The deadline is rapidly approaching. In a few days, the Shemittah laws will cancel all outstanding loans. You intensify your efforts to collect all the money owed to you before it is too late. A poor man knocks on your door. He needs a loan desperately. If you lend him the money you have virtually no chance of ever being repaid. What would you do?
In this week’s portion, the Torah tells us that even under such circumstances we are forbidden to harden our hearts and turn away the needy. “Do not begrudge it when you give it to him,” the Torah admonishes us. “Rather, do it warmly with an open hand, for this is why Hashem provided him with the ability to give, for there will never cease to be destitute people on the face of the earth.”
The questions leap out at us. When the poor man is standing in front of me seeking help, what difference does it make to me that there will always be poor people on the earth? Should the knowledge that there will never be a world without poverty somehow inspire me to be more charitable?
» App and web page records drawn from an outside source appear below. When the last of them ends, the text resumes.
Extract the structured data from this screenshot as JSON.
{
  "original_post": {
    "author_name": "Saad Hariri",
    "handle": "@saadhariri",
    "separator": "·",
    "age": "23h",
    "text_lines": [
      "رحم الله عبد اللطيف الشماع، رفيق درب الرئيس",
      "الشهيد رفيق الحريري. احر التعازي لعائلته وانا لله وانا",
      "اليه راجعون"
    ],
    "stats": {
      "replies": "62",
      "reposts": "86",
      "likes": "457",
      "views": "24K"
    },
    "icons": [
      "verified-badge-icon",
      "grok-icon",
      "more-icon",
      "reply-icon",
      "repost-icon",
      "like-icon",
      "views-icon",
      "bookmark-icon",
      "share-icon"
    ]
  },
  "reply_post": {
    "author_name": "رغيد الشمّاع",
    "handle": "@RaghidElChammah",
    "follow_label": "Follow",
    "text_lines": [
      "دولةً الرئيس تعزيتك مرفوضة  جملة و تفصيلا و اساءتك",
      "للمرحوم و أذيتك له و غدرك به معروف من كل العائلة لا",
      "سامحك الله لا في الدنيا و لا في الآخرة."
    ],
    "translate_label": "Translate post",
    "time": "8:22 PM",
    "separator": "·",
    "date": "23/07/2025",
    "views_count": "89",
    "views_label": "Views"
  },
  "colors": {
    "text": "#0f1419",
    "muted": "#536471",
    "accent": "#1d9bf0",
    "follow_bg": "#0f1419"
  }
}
Furthermore, why indeed does Hashem assure us that we will never wipe out poverty? Why doesn’t He give us the option of creating a truly equitable society where wealth is distributed fairly to all its members and no one must suffer privation?
The Talmud often relates sharp exchanges between the illustrious Jewish sage Rabbi and the Roman governor Turnus Rufus. On one occasion, Turnus Rufus asked him, “Why should you give charity to the poor? If the Creator wanted the poor to have money, why didn’t he provide for him?”
“It is for our own benefit,” Rabbi Akiva replied. “Helping the poor elevates us.”
This then is the rationale for the unceasing existence of poverty. The poor play an important role in society, and they must endure the challenge of poverty to fulfill it. For the rest of us, poverty challenges us to use our prosperity for the good of others.
Therefore, when a poor man appears on our doorstep, no matter the circumstances, we must help him. We must recall that there will always be poor people on the earth, that they are not only here because of their own privation but also to give us the opportunity to gain merit, to help us grow spiritually through acts of kindness.
A great sage was walking alongside a river. In the distance, he saw a poor man begging passersby for pennies. Presently, the poor man approached a very wealthy man, whom the sage knew well. The wealthy man reached into his pocket with a great show of magnanimity, pulled out a large wad of bills and handed it to the poor man. The poor man thanked him profusely and hurried off with a huge smile on his face.
The wealthy man continued on his way and saw the great sage coming toward him.
“Good morning,” he called out in greeting.
“Good morning,” the sage replied. “I saw what you just did. Very commendable. “But tell me, did you remember to thank him?”
The wealthy man was bewildered. “Surely, he meant to ask me if he thanked me?”
“No, I meant exactly what I said,” the sage replied. “You have much more to be thankful for than he does. That poor fellow had to swallow his pride to ask you for a handout. Before you know it, all that money you gave him will be gone, and he’ll be back to begging on the street. At least, he will manage to fill the hungry bellies of his family for a few days, and that is a good thing. You, however, have gotten yourself a wonderful deal, my friend. You have justified your wealth and shown yourself to be a fine gentleman. And the merit of your good deed will last you forever. Who got the better of this deal my friend? Who should thank whom?”
In our own lives, we are often approached by organizations and individuals seeking our assistance in various charitable endeavors. When these opportunities present themselves, let us remember that they have been sent to us as challenges, that we are being given a chance to attain spiritual growth and merit, that we are being tested. Let us remember that by giving to the poor we are the ones that are most enriched. Text Copyright © 2009 by Rabbi Naftali Reich and Torah.org.
Rabbi Reich is on the faculty of the Ohr Somayach Tanenbaum Education Center.